When Apple announced the 2005 speedbumps to their venerable PowerBook G4 lineup they became the first manufacturer to release a notebook computer equipped with Bluetooth 2.0+EDR (Enhanced Data Rate) which increases the data rate to 3Mbit/sec., from 1Mbit/sec. in Bluetooth (v.1.2). Read more…
When Apple announced the 2005 speedbumps to their venerable PowerBook G4 lineup they became the first manufacturer to release a notebook computer equipped with Bluetooth 2.0+EDR (Enhanced Data Rate) which increases the data rate to 3Mbit/sec., from 1Mbit/sec. in Bluetooth (v.1.2).
The main features of Bluetooth Core Specification Version 2.0+EDR are:
– 3 times faster transmission speed (up to 10 times in certain cases)
– Lower power consumption through reduced duty cycle
– Simplification of multi-link scenarios due to more available bandwidth
– Backwards compatible to earlier versions
– Further improved BER (Bit Error Rate) performance
Inside Bluetooth 2.0 by Glenn Fleishman extolls the virtues of Bluetooth 2.0+EDR in mobile phone headsets:
The raw speed improvement in Bluetooth 2.0+EDR is significant, but passing more data isn’t as important as preserving battery life. Because a device like a telephone headset can transmit the same information faster, Foley says, it will use less energy since the radio is on for shorter periods of time. Newer Bluetooth devices are efficient at using extremely small amounts of power when not actively transmitting.
“Because the headset is able to burst two to three times more data in a transmission, it is able to sleep longer between transmissions,” Foley says. He expects that existing headsets will be updated to 2.0 to last longer between charges, while there will also be headsets with smaller batteries and new form factors that take advantage of this power conservation. For instance, a headset that might last 90 minutes between charges with Bluetooth 1.2 could last more then four hours when upgraded to 2.0+EDR.
Other benefits of Bluetooth 2.0+EDR functional differences include:
– Multicast up to seven other devices at once, current BT devices can only communicate one to one.
– Increased data throughput for streaming CD-quality audio, digital image transfer and laser printing. This also means that it draws less power because the radio is on less, saving on battery life.
– Better streaming audio for stereo headsets when the radio link is marginal. The implications here are huge for a Bluetooth iPod.

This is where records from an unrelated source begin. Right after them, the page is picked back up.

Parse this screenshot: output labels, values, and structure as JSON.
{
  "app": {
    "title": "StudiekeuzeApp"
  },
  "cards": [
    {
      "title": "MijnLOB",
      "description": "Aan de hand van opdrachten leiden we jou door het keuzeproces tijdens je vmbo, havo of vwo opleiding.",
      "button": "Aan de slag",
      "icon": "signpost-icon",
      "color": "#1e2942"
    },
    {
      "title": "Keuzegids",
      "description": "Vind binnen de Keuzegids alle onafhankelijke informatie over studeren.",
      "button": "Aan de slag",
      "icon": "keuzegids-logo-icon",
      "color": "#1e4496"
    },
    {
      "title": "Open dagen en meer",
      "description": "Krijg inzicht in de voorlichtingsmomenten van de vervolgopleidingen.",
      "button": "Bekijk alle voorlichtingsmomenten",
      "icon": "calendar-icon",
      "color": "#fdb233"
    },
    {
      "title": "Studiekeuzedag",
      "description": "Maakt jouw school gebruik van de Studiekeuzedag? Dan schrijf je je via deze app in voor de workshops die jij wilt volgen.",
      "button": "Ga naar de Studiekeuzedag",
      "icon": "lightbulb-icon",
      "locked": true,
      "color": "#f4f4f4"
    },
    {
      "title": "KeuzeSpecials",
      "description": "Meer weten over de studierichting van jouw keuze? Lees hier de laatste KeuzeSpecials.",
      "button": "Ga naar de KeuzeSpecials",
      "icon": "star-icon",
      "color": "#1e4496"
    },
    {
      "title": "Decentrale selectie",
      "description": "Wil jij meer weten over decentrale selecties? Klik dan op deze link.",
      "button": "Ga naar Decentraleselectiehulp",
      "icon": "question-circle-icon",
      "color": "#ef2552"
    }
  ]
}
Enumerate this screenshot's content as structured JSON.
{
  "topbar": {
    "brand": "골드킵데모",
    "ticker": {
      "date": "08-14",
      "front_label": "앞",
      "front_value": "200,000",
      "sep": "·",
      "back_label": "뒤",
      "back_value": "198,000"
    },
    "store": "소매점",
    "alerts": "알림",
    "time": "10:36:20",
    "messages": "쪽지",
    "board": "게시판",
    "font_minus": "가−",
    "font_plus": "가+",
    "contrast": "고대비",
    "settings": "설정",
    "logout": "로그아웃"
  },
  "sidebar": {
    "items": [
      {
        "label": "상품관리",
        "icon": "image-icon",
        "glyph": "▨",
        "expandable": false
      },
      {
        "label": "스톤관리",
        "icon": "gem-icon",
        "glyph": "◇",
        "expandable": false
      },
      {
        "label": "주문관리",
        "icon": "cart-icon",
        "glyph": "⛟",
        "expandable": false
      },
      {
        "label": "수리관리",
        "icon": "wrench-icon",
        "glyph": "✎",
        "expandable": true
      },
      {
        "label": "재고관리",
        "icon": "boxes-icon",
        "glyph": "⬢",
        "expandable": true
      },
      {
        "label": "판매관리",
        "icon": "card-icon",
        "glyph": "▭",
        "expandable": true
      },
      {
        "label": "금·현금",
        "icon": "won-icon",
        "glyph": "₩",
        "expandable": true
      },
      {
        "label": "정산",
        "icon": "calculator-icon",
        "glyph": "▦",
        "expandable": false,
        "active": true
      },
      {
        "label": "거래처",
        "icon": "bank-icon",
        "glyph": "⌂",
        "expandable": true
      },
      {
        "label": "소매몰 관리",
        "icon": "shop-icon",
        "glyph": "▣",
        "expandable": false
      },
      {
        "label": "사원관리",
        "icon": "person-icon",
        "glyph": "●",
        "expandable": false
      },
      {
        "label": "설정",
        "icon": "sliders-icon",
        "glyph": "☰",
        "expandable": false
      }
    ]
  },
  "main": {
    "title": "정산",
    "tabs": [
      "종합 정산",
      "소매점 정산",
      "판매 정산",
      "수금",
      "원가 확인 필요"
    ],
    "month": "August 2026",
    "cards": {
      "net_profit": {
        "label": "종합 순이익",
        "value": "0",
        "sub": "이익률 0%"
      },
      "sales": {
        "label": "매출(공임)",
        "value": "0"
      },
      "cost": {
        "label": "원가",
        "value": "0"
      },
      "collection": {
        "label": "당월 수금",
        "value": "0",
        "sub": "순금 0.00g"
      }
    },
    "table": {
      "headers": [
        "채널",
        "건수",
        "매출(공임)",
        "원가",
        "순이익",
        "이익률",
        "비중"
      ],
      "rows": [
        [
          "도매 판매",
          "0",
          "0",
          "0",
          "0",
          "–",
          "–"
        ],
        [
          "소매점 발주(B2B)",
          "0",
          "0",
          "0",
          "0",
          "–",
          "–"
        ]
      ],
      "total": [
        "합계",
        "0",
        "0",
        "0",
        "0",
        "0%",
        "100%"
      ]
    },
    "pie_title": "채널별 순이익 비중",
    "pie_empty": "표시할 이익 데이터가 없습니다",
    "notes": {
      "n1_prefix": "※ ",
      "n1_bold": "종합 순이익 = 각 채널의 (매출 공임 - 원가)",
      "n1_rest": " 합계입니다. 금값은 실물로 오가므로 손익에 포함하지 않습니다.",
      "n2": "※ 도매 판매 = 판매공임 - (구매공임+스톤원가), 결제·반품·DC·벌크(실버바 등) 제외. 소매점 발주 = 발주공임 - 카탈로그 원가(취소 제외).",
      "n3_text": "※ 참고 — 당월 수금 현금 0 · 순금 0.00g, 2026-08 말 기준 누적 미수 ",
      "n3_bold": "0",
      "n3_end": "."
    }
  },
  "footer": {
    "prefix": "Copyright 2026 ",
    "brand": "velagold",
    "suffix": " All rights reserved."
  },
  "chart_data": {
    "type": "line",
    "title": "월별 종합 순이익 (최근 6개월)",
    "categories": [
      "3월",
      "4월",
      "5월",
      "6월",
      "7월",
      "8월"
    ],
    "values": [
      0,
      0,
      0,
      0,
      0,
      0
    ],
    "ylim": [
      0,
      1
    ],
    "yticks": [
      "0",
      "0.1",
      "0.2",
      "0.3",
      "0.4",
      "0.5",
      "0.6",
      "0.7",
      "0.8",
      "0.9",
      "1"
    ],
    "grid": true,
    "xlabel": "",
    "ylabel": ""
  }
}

– Support for simultaneous profiles that need a lot of data capability.
– Enables the use of input devices that require extreme responsiveness, like game controllers.